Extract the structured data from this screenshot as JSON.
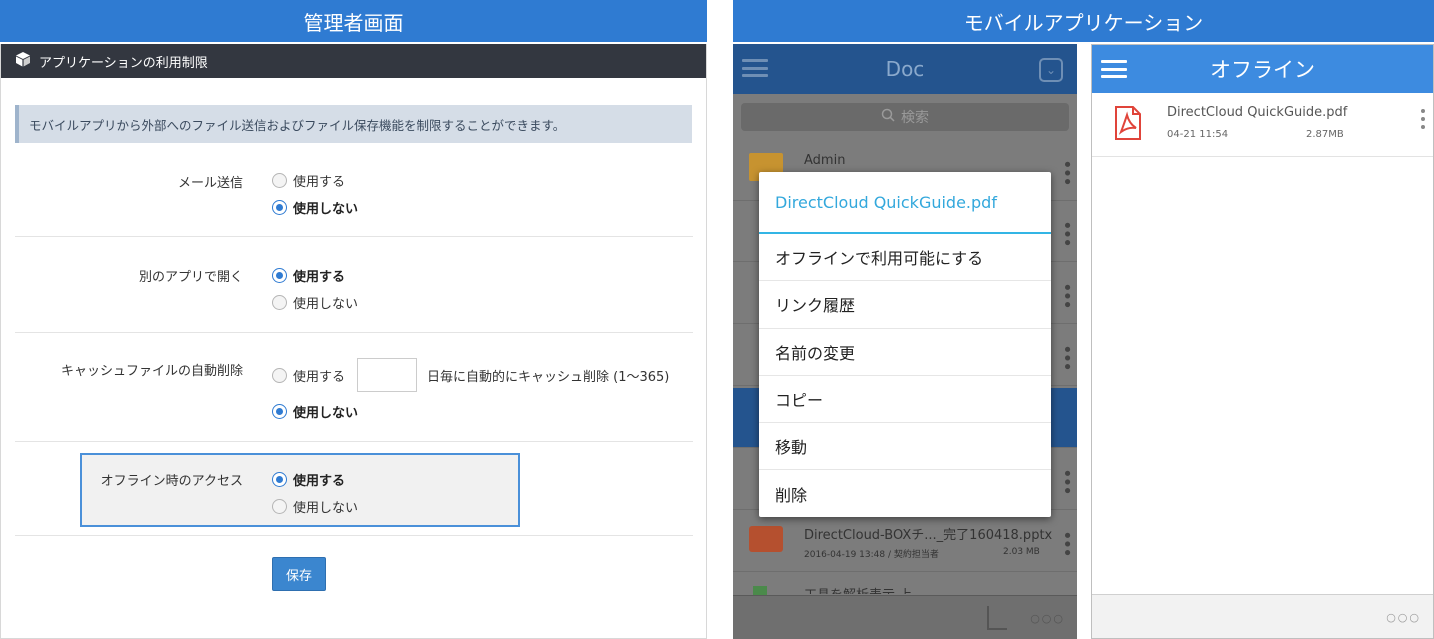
{
  "headers": {
    "admin": "管理者画面",
    "mobile": "モバイルアプリケーション"
  },
  "admin": {
    "bar_title": "アプリケーションの利用制限",
    "info": "モバイルアプリから外部へのファイル送信およびファイル保存機能を制限することができます。",
    "settings": [
      {
        "label": "メール送信",
        "options": [
          "使用する",
          "使用しない"
        ],
        "selected": 1
      },
      {
        "label": "別のアプリで開く",
        "options": [
          "使用する",
          "使用しない"
        ],
        "selected": 0
      },
      {
        "label": "キャッシュファイルの自動削除",
        "options": [
          "使用する",
          "使用しない"
        ],
        "selected": 1,
        "suffix": "日毎に自動的にキャッシュ削除 (1～365)"
      },
      {
        "label": "オフライン時のアクセス",
        "options": [
          "使用する",
          "使用しない"
        ],
        "selected": 0
      }
    ],
    "save_label": "保存"
  },
  "phone1": {
    "title": "Doc",
    "search_placeholder": "検索",
    "items": [
      {
        "name": "Admin"
      },
      {
        "name": "DirectCloud-BOXチ..._完了160418.pptx",
        "date": "2016-04-19 13:48 / 契約担当者",
        "size": "2.03 MB"
      },
      {
        "name": "工具を解析表示 上"
      }
    ],
    "dialog": {
      "title": "DirectCloud QuickGuide.pdf",
      "items": [
        "オフラインで利用可能にする",
        "リンク履歴",
        "名前の変更",
        "コピー",
        "移動",
        "削除"
      ]
    },
    "bottom_more": "○○○"
  },
  "phone2": {
    "title": "オフライン",
    "file": {
      "name": "DirectCloud QuickGuide.pdf",
      "date": "04-21 11:54",
      "size": "2.87MB"
    },
    "bottom_more": "○○○"
  },
  "colors": {
    "header_blue": "#2f7bd2",
    "admin_bar": "#333740",
    "radio_selected": "#2f7bd2",
    "dialog_accent": "#33b5e5",
    "phone2_bar": "#3d8be0",
    "pdf_red": "#e0443a"
  }
}
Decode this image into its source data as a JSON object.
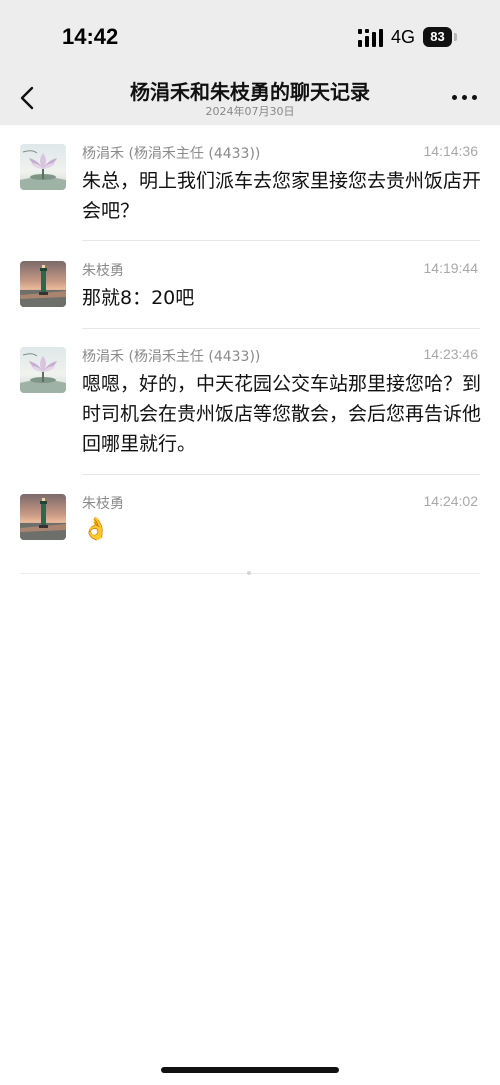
{
  "status_bar": {
    "time": "14:42",
    "network": "4G",
    "battery": "83"
  },
  "header": {
    "title": "杨涓禾和朱枝勇的聊天记录",
    "date": "2024年07月30日"
  },
  "messages": [
    {
      "sender": "杨涓禾 (杨涓禾主任 (4433))",
      "time": "14:14:36",
      "text": "朱总，明上我们派车去您家里接您去贵州饭店开会吧？",
      "avatar": "lotus-avatar"
    },
    {
      "sender": "朱枝勇",
      "time": "14:19:44",
      "text": "那就8：20吧",
      "avatar": "lighthouse-avatar"
    },
    {
      "sender": "杨涓禾 (杨涓禾主任 (4433))",
      "time": "14:23:46",
      "text": "嗯嗯，好的，中天花园公交车站那里接您哈？到时司机会在贵州饭店等您散会，会后您再告诉他回哪里就行。",
      "avatar": "lotus-avatar"
    },
    {
      "sender": "朱枝勇",
      "time": "14:24:02",
      "text": "👌",
      "avatar": "lighthouse-avatar"
    }
  ]
}
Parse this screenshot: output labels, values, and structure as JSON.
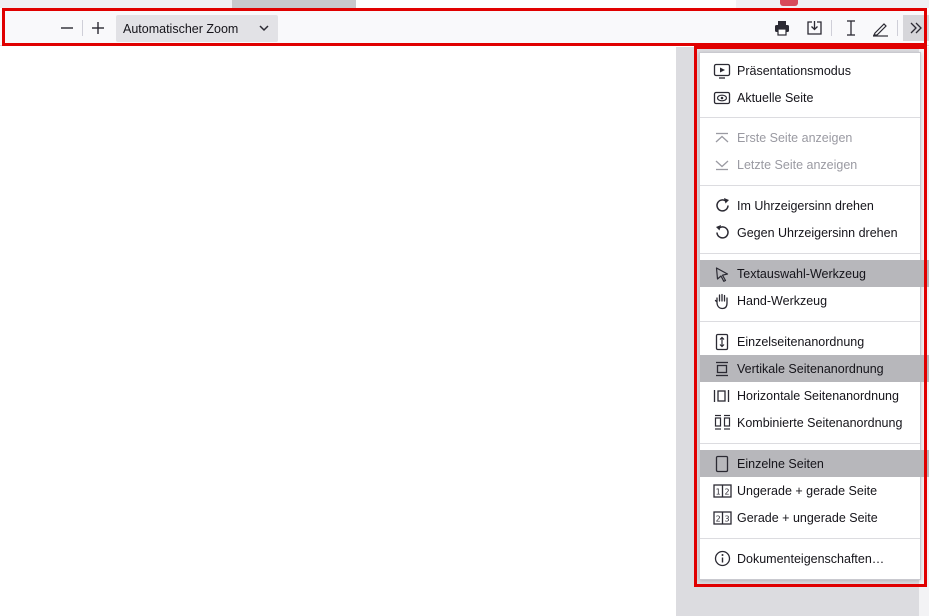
{
  "toolbar": {
    "zoom_out_icon": "minus-icon",
    "zoom_in_icon": "plus-icon",
    "zoom_value": "Automatischer Zoom",
    "print_icon": "printer-icon",
    "save_icon": "download-icon",
    "text_tool_icon": "text-cursor-icon",
    "draw_tool_icon": "pen-icon",
    "more_icon": "double-chevron-right-icon"
  },
  "menu": {
    "items": [
      {
        "label": "Präsentationsmodus",
        "icon": "presentation-icon",
        "state": "normal"
      },
      {
        "label": "Aktuelle Seite",
        "icon": "eye-icon",
        "state": "normal"
      },
      {
        "label": "Erste Seite anzeigen",
        "icon": "first-page-icon",
        "state": "disabled"
      },
      {
        "label": "Letzte Seite anzeigen",
        "icon": "last-page-icon",
        "state": "disabled"
      },
      {
        "label": "Im Uhrzeigersinn drehen",
        "icon": "rotate-cw-icon",
        "state": "normal"
      },
      {
        "label": "Gegen Uhrzeigersinn drehen",
        "icon": "rotate-ccw-icon",
        "state": "normal"
      },
      {
        "label": "Textauswahl-Werkzeug",
        "icon": "cursor-arrow-icon",
        "state": "active"
      },
      {
        "label": "Hand-Werkzeug",
        "icon": "hand-icon",
        "state": "normal"
      },
      {
        "label": "Einzelseitenanordnung",
        "icon": "page-scroll-icon",
        "state": "normal"
      },
      {
        "label": "Vertikale Seitenanordnung",
        "icon": "vertical-scroll-icon",
        "state": "active"
      },
      {
        "label": "Horizontale Seitenanordnung",
        "icon": "horizontal-scroll-icon",
        "state": "normal"
      },
      {
        "label": "Kombinierte Seitenanordnung",
        "icon": "wrapped-scroll-icon",
        "state": "normal"
      },
      {
        "label": "Einzelne Seiten",
        "icon": "single-page-icon",
        "state": "active"
      },
      {
        "label": "Ungerade + gerade Seite",
        "icon": "odd-spread-icon",
        "state": "normal"
      },
      {
        "label": "Gerade + ungerade Seite",
        "icon": "even-spread-icon",
        "state": "normal"
      },
      {
        "label": "Dokumenteigenschaften…",
        "icon": "info-icon",
        "state": "normal"
      }
    ]
  },
  "colors": {
    "highlight": "#e00000",
    "active_item": "#b7b7bb",
    "disabled_text": "#9a9aa2"
  }
}
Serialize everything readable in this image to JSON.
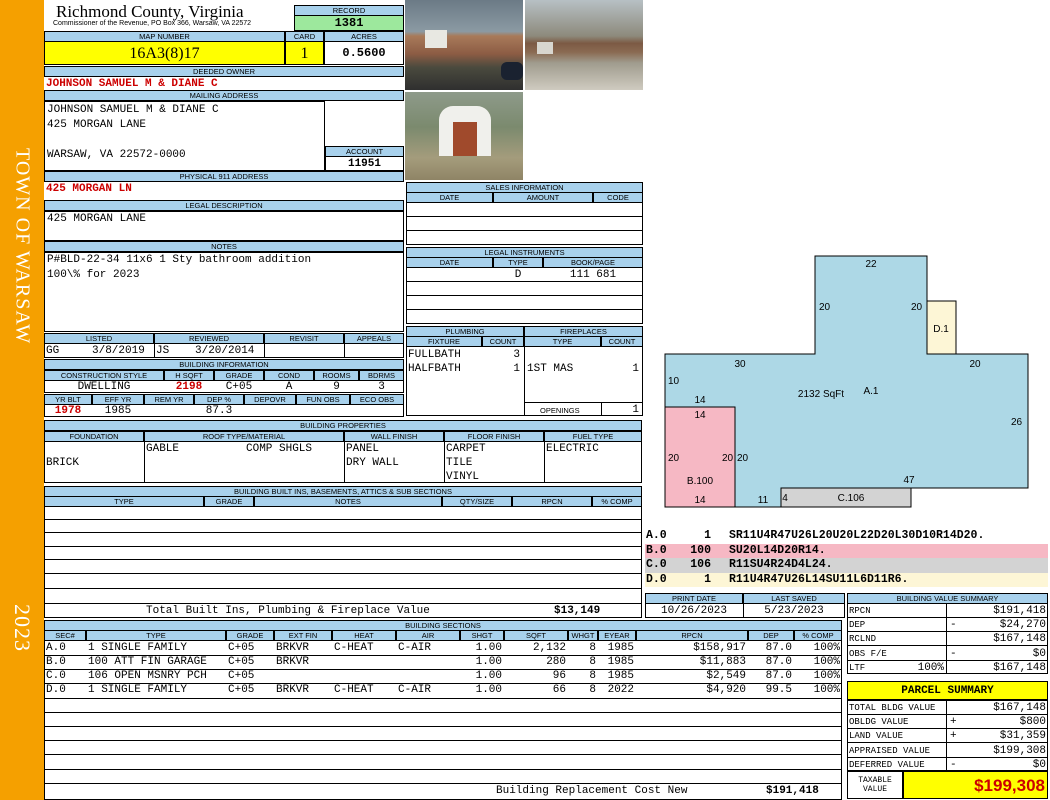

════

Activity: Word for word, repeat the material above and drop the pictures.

Output for this exercise:
Extract the structured data from this screenshot as JSON.
{
  "headers": {
    "admin": "管理者画面",
    "mobile": "モバイルアプリケーション"
  },
  "admin": {
    "bar_title": "アプリケーションの利用制限",
    "info": "モバイルアプリから外部へのファイル送信およびファイル保存機能を制限することができます。",
    "settings": [
      {
        "label": "メール送信",
        "options": [
          "使用する",
          "使用しない"
        ],
        "selected": 1
      },
      {
        "label": "別のアプリで開く",
        "options": [
          "使用する",
          "使用しない"
        ],
        "selected": 0
      },
      {
        "label": "キャッシュファイルの自動削除",
        "options": [
          "使用する",
          "使用しない"
        ],
        "selected": 1,
        "suffix": "日毎に自動的にキャッシュ削除 (1～365)"
      },
      {
        "label": "オフライン時のアクセス",
        "options": [
          "使用する",
          "使用しない"
        ],
        "selected": 0
      }
    ],
    "save_label": "保存"
  },
  "phone1": {
    "title": "Doc",
    "search_placeholder": "検索",
    "items": [
      {
        "name": "Admin"
      },
      {
        "name": "DirectCloud-BOXチ..._完了160418.pptx",
        "date": "2016-04-19 13:48 / 契約担当者",
        "size": "2.03 MB"
      },
      {
        "name": "工具を解析表示 上"
      }
    ],
    "dialog": {
      "title": "DirectCloud QuickGuide.pdf",
      "items": [
        "オフラインで利用可能にする",
        "リンク履歴",
        "名前の変更",
        "コピー",
        "移動",
        "削除"
      ]
    },
    "bottom_more": "○○○"
  },
  "phone2": {
    "title": "オフライン",
    "file": {
      "name": "DirectCloud QuickGuide.pdf",
      "date": "04-21 11:54",
      "size": "2.87MB"
    },
    "bottom_more": "○○○"
  },
  "colors": {
    "header_blue": "#2f7bd2",
    "admin_bar": "#333740",
    "radio_selected": "#2f7bd2",
    "dialog_accent": "#33b5e5",
    "phone2_bar": "#3d8be0",
    "pdf_red": "#e0443a"
  }
}
Decode this image into its source data as a JSON object.
{
  "status_bar": {
    "time": "14:42",
    "network": "4G",
    "battery": "83"
  },
  "header": {
    "title": "杨涓禾和朱枝勇的聊天记录",
    "date": "2024年07月30日"
  },
  "messages": [
    {
      "sender": "杨涓禾 (杨涓禾主任 (4433))",
      "time": "14:14:36",
      "text": "朱总，明上我们派车去您家里接您去贵州饭店开会吧？",
      "avatar": "lotus-avatar"
    },
    {
      "sender": "朱枝勇",
      "time": "14:19:44",
      "text": "那就8：20吧",
      "avatar": "lighthouse-avatar"
    },
    {
      "sender": "杨涓禾 (杨涓禾主任 (4433))",
      "time": "14:23:46",
      "text": "嗯嗯，好的，中天花园公交车站那里接您哈？到时司机会在贵州饭店等您散会，会后您再告诉他回哪里就行。",
      "avatar": "lotus-avatar"
    },
    {
      "sender": "朱枝勇",
      "time": "14:24:02",
      "text": "👌",
      "avatar": "lighthouse-avatar"
    }
  ]
}
Parse this screenshot: output labels, values, and structure as JSON.
{
  "toolbar": {
    "zoom_out_icon": "minus-icon",
    "zoom_in_icon": "plus-icon",
    "zoom_value": "Automatischer Zoom",
    "print_icon": "printer-icon",
    "save_icon": "download-icon",
    "text_tool_icon": "text-cursor-icon",
    "draw_tool_icon": "pen-icon",
    "more_icon": "double-chevron-right-icon"
  },
  "menu": {
    "items": [
      {
        "label": "Präsentationsmodus",
        "icon": "presentation-icon",
        "state": "normal"
      },
      {
        "label": "Aktuelle Seite",
        "icon": "eye-icon",
        "state": "normal"
      },
      {
        "label": "Erste Seite anzeigen",
        "icon": "first-page-icon",
        "state": "disabled"
      },
      {
        "label": "Letzte Seite anzeigen",
        "icon": "last-page-icon",
        "state": "disabled"
      },
      {
        "label": "Im Uhrzeigersinn drehen",
        "icon": "rotate-cw-icon",
        "state": "normal"
      },
      {
        "label": "Gegen Uhrzeigersinn drehen",
        "icon": "rotate-ccw-icon",
        "state": "normal"
      },
      {
        "label": "Textauswahl-Werkzeug",
        "icon": "cursor-arrow-icon",
        "state": "active"
      },
      {
        "label": "Hand-Werkzeug",
        "icon": "hand-icon",
        "state": "normal"
      },
      {
        "label": "Einzelseitenanordnung",
        "icon": "page-scroll-icon",
        "state": "normal"
      },
      {
        "label": "Vertikale Seitenanordnung",
        "icon": "vertical-scroll-icon",
        "state": "active"
      },
      {
        "label": "Horizontale Seitenanordnung",
        "icon": "horizontal-scroll-icon",
        "state": "normal"
      },
      {
        "label": "Kombinierte Seitenanordnung",
        "icon": "wrapped-scroll-icon",
        "state": "normal"
      },
      {
        "label": "Einzelne Seiten",
        "icon": "single-page-icon",
        "state": "active"
      },
      {
        "label": "Ungerade + gerade Seite",
        "icon": "odd-spread-icon",
        "state": "normal"
      },
      {
        "label": "Gerade + ungerade Seite",
        "icon": "even-spread-icon",
        "state": "normal"
      },
      {
        "label": "Dokumenteigenschaften…",
        "icon": "info-icon",
        "state": "normal"
      }
    ]
  },
  "colors": {
    "highlight": "#e00000",
    "active_item": "#b7b7bb",
    "disabled_text": "#9a9aa2"
  }
}
Serialize everything readable in this image to JSON.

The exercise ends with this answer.